* [Task instructions]:
If a line in the material below has the word "data", copy it.

* [Entries provided]:

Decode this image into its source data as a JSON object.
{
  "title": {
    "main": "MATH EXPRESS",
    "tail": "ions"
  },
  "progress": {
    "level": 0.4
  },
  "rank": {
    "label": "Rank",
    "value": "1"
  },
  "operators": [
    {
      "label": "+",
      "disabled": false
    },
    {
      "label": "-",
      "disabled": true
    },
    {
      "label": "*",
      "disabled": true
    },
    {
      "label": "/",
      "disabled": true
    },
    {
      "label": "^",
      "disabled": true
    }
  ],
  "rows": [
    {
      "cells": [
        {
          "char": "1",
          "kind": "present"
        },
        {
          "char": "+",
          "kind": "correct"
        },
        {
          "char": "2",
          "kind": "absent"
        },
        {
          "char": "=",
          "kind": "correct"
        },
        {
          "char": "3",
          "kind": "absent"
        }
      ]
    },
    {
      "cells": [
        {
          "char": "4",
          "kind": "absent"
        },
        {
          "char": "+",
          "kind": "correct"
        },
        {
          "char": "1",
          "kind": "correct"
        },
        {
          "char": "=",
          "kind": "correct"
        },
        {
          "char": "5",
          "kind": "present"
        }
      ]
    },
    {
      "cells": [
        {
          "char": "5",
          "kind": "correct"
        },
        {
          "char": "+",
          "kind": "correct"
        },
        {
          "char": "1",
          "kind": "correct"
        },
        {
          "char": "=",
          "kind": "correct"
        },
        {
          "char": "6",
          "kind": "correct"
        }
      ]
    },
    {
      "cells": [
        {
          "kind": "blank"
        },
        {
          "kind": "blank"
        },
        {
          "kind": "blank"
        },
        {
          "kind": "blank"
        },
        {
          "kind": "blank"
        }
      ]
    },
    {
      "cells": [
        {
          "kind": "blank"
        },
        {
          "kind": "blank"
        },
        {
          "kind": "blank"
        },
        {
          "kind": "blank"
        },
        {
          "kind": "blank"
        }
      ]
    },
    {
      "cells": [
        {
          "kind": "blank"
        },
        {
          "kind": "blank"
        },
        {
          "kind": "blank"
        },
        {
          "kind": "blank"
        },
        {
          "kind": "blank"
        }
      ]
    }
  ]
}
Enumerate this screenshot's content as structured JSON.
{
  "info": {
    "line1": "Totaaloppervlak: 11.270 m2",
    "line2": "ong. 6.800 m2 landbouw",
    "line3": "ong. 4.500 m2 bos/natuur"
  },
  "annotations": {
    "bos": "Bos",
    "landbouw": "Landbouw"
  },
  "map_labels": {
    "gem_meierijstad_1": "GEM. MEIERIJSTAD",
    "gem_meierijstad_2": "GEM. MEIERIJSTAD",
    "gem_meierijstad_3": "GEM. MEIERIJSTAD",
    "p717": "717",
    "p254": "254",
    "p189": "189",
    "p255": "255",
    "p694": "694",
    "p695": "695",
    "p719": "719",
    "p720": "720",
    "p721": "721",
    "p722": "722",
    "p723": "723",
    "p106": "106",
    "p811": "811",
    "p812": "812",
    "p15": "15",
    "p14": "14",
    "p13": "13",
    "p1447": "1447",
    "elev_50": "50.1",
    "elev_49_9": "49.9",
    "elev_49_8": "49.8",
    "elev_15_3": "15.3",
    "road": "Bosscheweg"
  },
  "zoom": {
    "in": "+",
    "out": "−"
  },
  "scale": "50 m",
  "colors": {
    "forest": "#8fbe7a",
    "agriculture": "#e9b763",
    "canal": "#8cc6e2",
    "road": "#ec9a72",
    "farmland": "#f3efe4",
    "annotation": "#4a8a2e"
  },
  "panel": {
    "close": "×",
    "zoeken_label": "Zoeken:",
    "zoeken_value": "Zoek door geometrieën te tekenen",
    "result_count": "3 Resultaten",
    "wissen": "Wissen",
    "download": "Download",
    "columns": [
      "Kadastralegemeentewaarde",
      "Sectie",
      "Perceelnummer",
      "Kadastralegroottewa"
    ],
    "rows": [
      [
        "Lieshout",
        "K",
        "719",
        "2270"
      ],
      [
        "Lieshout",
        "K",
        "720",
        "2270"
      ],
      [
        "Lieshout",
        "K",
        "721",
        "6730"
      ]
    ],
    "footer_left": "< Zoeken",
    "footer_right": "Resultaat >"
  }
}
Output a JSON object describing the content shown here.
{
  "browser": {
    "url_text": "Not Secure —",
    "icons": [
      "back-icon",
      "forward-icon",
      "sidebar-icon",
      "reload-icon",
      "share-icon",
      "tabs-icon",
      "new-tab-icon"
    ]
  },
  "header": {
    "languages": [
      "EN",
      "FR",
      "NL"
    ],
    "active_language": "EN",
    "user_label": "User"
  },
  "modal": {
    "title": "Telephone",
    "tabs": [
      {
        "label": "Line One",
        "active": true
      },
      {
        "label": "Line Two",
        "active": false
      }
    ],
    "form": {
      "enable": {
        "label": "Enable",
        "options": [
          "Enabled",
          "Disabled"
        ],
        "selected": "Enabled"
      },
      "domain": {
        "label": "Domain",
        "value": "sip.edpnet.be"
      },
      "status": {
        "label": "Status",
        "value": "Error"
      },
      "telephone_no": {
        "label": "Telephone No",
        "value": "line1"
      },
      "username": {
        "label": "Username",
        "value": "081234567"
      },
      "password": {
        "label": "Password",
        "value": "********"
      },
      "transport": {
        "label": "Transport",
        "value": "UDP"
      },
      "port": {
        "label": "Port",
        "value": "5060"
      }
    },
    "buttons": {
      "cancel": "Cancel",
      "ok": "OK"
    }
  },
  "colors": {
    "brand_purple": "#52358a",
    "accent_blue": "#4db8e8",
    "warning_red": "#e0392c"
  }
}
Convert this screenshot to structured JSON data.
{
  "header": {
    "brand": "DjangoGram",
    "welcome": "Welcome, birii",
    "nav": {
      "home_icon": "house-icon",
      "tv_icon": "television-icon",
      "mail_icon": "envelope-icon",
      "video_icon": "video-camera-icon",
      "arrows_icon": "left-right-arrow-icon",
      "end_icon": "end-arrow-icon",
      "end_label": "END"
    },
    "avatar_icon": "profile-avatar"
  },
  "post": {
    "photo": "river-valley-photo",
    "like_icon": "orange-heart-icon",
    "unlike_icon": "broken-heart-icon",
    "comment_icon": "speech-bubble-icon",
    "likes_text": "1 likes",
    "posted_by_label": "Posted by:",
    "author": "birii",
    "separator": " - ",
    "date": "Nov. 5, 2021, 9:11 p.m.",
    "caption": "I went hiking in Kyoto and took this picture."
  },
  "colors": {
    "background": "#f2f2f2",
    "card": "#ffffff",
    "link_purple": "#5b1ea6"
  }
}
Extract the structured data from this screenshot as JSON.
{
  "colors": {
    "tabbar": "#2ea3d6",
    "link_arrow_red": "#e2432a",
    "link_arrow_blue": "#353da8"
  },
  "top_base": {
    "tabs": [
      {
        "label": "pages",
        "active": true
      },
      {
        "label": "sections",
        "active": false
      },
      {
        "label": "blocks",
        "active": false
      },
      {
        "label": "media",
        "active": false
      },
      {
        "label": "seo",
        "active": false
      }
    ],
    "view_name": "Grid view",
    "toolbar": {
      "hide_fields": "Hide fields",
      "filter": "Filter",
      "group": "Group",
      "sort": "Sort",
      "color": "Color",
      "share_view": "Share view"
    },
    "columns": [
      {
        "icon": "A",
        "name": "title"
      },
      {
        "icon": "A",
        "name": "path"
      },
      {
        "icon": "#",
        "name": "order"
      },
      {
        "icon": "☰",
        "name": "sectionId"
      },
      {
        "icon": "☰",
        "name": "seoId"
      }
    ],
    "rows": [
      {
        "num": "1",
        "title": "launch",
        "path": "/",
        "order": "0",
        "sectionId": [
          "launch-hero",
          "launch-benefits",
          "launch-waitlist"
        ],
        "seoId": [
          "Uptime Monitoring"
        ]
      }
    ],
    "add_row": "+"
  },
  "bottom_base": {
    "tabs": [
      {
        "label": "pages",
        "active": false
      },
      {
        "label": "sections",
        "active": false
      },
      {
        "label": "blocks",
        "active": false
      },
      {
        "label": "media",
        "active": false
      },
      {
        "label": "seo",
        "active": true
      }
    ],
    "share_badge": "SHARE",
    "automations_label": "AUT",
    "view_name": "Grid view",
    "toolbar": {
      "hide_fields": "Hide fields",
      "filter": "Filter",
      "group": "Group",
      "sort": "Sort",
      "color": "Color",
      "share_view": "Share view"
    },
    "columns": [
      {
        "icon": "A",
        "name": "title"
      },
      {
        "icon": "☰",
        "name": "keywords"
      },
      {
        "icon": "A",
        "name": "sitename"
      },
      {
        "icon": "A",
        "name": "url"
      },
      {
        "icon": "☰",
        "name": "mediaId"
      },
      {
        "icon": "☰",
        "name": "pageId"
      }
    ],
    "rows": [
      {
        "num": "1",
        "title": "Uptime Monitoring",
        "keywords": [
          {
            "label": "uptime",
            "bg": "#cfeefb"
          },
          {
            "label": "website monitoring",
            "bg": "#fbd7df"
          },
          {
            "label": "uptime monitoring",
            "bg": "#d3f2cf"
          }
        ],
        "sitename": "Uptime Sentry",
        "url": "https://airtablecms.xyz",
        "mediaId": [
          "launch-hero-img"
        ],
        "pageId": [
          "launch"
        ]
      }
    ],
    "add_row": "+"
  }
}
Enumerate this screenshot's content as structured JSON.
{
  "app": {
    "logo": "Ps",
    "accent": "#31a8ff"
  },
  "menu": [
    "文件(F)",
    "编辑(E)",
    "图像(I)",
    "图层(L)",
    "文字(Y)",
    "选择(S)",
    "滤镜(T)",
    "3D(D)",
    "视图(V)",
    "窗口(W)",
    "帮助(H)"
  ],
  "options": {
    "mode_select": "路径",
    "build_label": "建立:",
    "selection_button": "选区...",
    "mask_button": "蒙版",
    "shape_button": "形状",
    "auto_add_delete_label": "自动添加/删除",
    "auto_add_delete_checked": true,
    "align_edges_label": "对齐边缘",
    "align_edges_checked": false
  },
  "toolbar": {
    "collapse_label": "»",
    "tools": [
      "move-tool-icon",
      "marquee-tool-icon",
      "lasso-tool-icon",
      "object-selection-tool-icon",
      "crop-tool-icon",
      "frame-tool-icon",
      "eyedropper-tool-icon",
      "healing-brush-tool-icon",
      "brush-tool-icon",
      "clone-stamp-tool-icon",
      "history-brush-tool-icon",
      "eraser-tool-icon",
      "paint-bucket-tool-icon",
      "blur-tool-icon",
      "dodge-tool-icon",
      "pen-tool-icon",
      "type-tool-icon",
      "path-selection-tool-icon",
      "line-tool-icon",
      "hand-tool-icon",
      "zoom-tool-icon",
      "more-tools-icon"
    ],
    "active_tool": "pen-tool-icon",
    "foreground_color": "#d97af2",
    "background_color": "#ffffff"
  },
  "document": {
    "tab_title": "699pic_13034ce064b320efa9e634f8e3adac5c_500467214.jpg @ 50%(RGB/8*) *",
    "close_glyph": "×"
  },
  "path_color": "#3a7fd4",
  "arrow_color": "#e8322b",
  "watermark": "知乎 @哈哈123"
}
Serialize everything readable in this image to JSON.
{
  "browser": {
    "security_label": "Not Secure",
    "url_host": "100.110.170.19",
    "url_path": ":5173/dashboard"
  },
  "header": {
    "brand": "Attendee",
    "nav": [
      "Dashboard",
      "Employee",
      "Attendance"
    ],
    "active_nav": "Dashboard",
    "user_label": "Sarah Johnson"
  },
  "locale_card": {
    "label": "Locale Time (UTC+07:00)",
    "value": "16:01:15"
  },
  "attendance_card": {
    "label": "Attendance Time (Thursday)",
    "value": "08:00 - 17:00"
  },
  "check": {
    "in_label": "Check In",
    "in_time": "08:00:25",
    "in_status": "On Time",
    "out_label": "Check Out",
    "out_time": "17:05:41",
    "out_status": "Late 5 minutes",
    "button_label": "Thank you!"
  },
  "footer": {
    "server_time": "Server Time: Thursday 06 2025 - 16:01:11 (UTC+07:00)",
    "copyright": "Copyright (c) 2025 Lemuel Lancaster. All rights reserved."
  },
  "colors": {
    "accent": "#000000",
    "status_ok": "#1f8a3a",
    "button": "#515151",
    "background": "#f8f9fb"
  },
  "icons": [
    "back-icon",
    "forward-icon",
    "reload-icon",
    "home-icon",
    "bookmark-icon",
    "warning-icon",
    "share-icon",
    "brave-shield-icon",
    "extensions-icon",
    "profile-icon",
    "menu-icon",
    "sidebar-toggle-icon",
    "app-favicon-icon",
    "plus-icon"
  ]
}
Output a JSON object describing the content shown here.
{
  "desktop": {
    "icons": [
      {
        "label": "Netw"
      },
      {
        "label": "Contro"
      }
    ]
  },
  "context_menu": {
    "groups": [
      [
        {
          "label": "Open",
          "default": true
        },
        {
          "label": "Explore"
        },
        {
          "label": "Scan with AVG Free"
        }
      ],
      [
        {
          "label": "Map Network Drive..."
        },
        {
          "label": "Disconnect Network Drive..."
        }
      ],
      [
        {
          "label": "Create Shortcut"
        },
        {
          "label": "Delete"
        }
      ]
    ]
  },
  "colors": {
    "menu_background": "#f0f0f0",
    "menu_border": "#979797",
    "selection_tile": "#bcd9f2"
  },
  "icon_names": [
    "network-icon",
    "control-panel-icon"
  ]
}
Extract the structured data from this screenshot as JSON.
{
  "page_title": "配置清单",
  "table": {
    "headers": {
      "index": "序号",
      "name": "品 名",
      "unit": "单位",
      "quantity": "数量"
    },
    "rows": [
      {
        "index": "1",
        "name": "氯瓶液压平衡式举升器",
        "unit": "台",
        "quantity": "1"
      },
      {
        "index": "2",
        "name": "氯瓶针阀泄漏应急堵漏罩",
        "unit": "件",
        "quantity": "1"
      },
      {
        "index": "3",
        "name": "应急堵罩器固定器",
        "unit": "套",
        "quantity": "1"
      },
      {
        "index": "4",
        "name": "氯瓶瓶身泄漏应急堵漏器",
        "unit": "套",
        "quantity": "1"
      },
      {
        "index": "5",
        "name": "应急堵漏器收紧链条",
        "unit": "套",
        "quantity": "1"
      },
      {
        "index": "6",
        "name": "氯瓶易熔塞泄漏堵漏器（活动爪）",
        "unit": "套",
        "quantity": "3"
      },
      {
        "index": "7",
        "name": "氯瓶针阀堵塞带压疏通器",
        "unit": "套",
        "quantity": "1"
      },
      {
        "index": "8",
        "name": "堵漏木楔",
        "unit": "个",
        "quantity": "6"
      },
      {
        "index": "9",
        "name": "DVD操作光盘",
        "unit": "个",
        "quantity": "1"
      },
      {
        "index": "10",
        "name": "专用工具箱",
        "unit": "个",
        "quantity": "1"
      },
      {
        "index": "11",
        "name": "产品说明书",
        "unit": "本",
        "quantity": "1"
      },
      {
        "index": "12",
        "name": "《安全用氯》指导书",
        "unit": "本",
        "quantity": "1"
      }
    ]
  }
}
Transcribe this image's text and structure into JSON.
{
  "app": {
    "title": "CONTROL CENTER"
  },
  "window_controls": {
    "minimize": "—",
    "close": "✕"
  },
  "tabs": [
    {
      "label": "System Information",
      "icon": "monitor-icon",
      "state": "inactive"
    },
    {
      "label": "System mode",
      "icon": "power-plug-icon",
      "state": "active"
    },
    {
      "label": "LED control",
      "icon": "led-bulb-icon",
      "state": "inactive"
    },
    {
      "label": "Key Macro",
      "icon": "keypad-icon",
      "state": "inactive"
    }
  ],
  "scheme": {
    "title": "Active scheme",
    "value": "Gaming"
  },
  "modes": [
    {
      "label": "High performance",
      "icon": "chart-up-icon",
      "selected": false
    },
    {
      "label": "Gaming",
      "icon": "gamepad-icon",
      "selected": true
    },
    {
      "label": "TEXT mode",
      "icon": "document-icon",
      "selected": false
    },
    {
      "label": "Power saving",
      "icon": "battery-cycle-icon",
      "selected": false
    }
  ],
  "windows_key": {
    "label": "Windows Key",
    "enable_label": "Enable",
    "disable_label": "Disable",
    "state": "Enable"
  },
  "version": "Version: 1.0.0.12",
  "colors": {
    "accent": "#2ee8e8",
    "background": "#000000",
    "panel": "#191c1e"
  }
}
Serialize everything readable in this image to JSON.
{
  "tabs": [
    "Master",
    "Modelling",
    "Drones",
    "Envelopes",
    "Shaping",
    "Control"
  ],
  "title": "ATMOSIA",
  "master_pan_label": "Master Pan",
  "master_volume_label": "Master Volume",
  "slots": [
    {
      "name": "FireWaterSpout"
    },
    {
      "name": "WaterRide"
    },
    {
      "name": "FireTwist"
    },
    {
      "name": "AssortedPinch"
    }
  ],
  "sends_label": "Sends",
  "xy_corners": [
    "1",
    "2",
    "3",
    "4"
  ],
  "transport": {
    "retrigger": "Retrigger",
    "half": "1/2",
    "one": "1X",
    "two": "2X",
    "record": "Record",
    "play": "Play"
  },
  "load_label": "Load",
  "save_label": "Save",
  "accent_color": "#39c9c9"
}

* [Response to the exercise]:
Decode this image into its source data as a JSON object.
Convert this screenshot to structured JSON data.
Extract the structured data from this screenshot as JSON.
Extract the structured data from this screenshot as JSON.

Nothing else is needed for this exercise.